Many families like to give annually to help their kids. Many people feel like they are tied to the annual gifting limit, which is $18,000 in 2024. For example, if you have three kids you want to give the maximum to, you could send $54,000 ($18,000 to each) tax-free, without impacting your lifetime exemption limit. 

Explaining the Lifetime Exemption Limit 

Your lifetime exemption limit is the maximum amount you can give to your heirs tax-free. In 2024, that limit is $13,610,000 per person. That means, if you’re married, as a couple you can gift double that amount ($25-26 million) to heirs without incurring estate tax. Estate tax is additional tax on anything over the $13.6 million limit. For this reason, most people aren’t concerned about estate tax, since your net worth has to be substantial for it to be considered. As we approach 2026, if legislation doesn’t change, we expect the lifetime exemption limit to revert back to $6-7 million per person (meaning $12 – 13 million per couple). 

We bring this up because it will impact how you think about gifting money to friends and families. For example, if you have $1 million in your checking account and you want to give $100,000 to a child or friend, you could gift that amount without incurring tax. However, since $100,000 is more than the $18,000 annual gifting limit, that $100,000 would count towards your lifetime exemption limit. That means, if you want to gift larger amounts of money, perhaps to help a child buy a car or house, you can gift more than the $18,000 annual limit. You’ll just need to make sure that it’s captured on your tax return and reported as going towards your lifetime exemption limit.

That is a big misconception. Many people want to give more, but believe they can’t give above that $18,000 limit. However, this isn’t true. In many cases, it can make sense to give along the way if you have lots of wealth. There are a number of reasons for that, depending on your net worth and the type of funds you have access to. For example, if you have most of your wealth in IRAs, you can’t just gift IRA money to a child without incurring taxes on you. However, if you leave an IRA or 401k to a child, it is taxable income to them when they take it out. With so many different rules, it’s no wonder there are so many misconceptions around gifting rules. However, if you follow the strategies outlined above, you can gift wisely and generously, should you choose to do so.

Making Gifting a Part of Your Retirement Planning

When you think about gifting, you need to make sure it fits into your overall retirement plan. Even if the amount feels small, imagine $500 a month or so, it can make a significant impact on your retirement success and portfolio. For this reason, your gifting plan needs to be in sync with your income and tax planning in retirement. At REAP Financial, we help families plan their gifting alongside other important aspects of retirement planning. If you have charitable intent or you plan to gift money through the years, you should get a free copy of our free tax guide, Tax Strategies for Retirement: Buckets Create Tax Choices. Just send an email to requesting your copy, and our REAP financial team will send it over to you! 
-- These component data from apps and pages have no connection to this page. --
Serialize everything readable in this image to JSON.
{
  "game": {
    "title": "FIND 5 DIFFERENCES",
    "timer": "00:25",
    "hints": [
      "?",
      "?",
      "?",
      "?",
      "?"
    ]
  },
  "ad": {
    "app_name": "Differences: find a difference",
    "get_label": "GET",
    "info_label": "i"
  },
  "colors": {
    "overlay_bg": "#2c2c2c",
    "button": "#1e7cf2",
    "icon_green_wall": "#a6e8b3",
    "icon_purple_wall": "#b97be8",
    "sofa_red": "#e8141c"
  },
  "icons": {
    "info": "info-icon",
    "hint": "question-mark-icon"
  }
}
Unlock a stress-free retirement. Go beyond the numbers with REAP Financial.

Retirement planning can feel overwhelming. But it doesn’t have to be! We go beyond basic budgeting to provide a wealth of knowledge and personalized guidance. Our free consultations will help you navigate this exciting chapter and build a secure future.

Get Your Free Retirement Roadmap Today!

  • 15-minute intro call: Get to know us and see if we’re a good fit.
  • Free 60-minute consultation (if it’s a good fit): Our retirement advisors will analyze your unique situation and provide actionable steps for a fulfilling retirement.

Empowered Decisions, Regardless of Your Choice

Whether you choose to work with us or implement the recommendations yourself, our consultations will equip you with the knowledge and confidence to make informed decisions. You’ll walk away with a clear roadmap to a secure and happy retirement.

Schedule your free consultation online or call us at (512) 249-7300.

Our Main Office Address

REAP Financial – Retirement Planning in Austin, Texas

9414 Anderson Mill Rd #100

Austin, TX 78729


Leave a Comment

Your email address will not be published. Required fields are marked *